Hunger and malnutrition is a global problem that requires creative solutions and engagement from all organizations willing to try to address its devastating impacts on communities.

“Climate change is a global problem with grave implications: environmental, social, economic, political and for the distribution of goods. It represents one of the principal challenges facing humanity in our day. Its worst impact will probably be felt by developing countries in coming decades.”

—Pope Francis I, Laudato Si, par. 25

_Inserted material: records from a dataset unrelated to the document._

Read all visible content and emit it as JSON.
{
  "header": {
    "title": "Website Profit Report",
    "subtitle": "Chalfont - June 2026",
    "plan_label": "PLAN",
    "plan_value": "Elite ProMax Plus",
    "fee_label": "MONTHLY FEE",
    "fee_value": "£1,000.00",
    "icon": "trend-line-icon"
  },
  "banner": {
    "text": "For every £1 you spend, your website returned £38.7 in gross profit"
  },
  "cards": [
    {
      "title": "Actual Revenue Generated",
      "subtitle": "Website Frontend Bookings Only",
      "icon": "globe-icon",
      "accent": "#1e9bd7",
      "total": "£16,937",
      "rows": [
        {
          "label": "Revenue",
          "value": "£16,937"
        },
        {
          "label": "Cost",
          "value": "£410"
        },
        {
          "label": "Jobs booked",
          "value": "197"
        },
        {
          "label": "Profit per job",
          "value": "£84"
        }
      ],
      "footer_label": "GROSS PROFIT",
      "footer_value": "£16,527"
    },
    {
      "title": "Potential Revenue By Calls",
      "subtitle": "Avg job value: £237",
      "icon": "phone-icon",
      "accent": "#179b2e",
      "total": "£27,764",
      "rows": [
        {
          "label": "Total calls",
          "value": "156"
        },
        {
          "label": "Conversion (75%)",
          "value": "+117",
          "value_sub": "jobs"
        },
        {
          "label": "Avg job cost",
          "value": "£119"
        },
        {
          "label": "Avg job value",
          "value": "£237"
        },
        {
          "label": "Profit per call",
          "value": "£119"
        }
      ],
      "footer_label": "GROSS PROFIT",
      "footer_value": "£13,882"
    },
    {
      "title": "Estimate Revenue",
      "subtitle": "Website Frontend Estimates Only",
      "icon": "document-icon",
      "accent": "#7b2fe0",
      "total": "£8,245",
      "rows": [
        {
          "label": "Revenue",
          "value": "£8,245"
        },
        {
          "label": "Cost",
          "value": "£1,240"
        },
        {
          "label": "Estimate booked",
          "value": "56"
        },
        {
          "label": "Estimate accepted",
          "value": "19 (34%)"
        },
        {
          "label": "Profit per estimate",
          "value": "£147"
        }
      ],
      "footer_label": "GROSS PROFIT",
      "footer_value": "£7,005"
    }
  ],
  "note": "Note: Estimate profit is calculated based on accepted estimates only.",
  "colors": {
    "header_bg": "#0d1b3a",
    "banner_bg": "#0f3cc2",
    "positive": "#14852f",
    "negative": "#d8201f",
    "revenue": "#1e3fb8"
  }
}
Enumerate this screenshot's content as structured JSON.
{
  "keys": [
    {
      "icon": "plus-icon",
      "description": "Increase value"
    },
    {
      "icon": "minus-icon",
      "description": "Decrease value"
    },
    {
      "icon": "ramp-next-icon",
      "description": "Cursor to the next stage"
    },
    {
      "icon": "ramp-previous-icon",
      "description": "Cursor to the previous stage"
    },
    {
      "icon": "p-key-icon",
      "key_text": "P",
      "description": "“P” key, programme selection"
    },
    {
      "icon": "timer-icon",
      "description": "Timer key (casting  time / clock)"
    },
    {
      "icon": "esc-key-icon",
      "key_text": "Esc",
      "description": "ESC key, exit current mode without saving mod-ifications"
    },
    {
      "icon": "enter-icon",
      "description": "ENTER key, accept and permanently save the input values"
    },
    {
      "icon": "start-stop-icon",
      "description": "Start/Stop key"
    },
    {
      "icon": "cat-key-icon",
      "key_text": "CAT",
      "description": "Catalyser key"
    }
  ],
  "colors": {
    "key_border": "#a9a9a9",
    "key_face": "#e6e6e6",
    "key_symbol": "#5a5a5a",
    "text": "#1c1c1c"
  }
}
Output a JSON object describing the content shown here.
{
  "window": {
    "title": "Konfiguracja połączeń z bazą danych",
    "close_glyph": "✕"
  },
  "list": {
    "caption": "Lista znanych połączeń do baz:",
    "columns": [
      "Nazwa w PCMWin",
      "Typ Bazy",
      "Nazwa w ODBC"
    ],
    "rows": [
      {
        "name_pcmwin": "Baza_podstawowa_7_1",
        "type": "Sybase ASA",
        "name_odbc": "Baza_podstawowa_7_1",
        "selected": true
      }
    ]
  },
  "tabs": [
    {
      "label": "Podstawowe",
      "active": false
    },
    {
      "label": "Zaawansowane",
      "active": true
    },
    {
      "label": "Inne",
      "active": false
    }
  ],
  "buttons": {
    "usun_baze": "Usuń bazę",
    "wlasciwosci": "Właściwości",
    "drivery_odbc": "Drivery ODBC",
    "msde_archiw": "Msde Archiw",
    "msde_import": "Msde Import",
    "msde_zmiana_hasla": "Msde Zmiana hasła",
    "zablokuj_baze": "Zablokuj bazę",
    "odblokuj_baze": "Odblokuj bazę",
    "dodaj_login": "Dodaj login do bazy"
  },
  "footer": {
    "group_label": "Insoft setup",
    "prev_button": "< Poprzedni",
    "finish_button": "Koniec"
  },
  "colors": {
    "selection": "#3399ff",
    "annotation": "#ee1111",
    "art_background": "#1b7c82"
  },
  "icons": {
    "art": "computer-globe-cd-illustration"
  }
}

Climate change is causing increasingly intense weather disruptions, prolonging droughts, and causing regular severe flooding in coastal regions of the world. Promoting ecological, social, and economic resilience increases the capacity of systems to recovery quickly from disturbances by decreasing the damage inflicted by a disturbance and providing a way to maintain the services necessary for communities and ecosystems to function. Understanding properties’ relation to habitat networks, coastal habitat that can increase flood resiliency, and other ways they may contribute to ecosystems services are important for climate resiliency.

Land can be planned and protected to sustain a network of resilient habitats that will help promote biodiversity under the shifting habitats and changing conditions caused by climate change. Environmental approaches to climate resiliency involve identifying properties that are contributing to critical habitat and prioritizing the preservation of land that contributes to habitat networks. Groups, such as the Trust for Public Land, have a shown that partnering with cities to identify to deploy restoration projects on land that “connect,” “cool,” “absorb,” and “protect” surrounding environments can increase climate resiliency.

“…solidarity must be concretely expressed at every stage of the migratory experience – from departure through journey to arrival and return. This is a great responsibility, which the Church intends to share with all believers and men and women of good will, who are called to respond to the many challenges of contemporary migration with generosity, promptness, wisdom and foresight, each according to their own abilities.”

—Pope Francis I, Message for the 104th World Day of Migrants and Refugees, 14 January 2018


We believe that it is essential that the Church plans to leverage its under-used facilities to address human migration, which we only can expect to increase in the coming century.

In partnership with the Georgetown Program on Forced Migration we can bring tremendous analytic power to understand how migration relates to the Church and her resources. We can work with your organization to better understand how to allocate resources, leverage underused facilities and rapidly and intelligently respond to migration crises.

“There is a need to incorporate the history, culture and architecture of each place, thus preserving its original identity. Ecology, then, also involves protecting the cultural treasures of humanity in the broadest sense.”

—Pope Francis I, Laudato Si, par. 143


“the extraordinarily expressive and symbolic capacity of the artistic forms and motifs, as well as the innovative architectural and sculptural techniques, evokes the supreme Source of all beauty.” (Excerpt from the Recollections of His Holiness Benedict XVI of his Apostolic Journey to Santiago de Compostela and Barcelona, 10 November 2010).

Good architecture has the power to evoke awe, shape experiences, and make individuals contemplate the world in new ways while enabling its users fulfill their necessary functions in a space. There may be no organization in the world that oversees as many timeless architectural cultural artifacts as the Catholic Church. Our Regenerative Real Estate services enable religious communities identify important cultural heritage sites and, if they need to be sold to meet financial needs, work to ensure that real estate transactions occur with buyers who will continue to use the space for a mission-oriented goals that support stewardship, community development, and preserve important architectural heritage.

GoodLands Data Systems provide a platform for Catholic communities and diocese to coordinate connect with individuals and organizations who are willing to responsibly steward the property.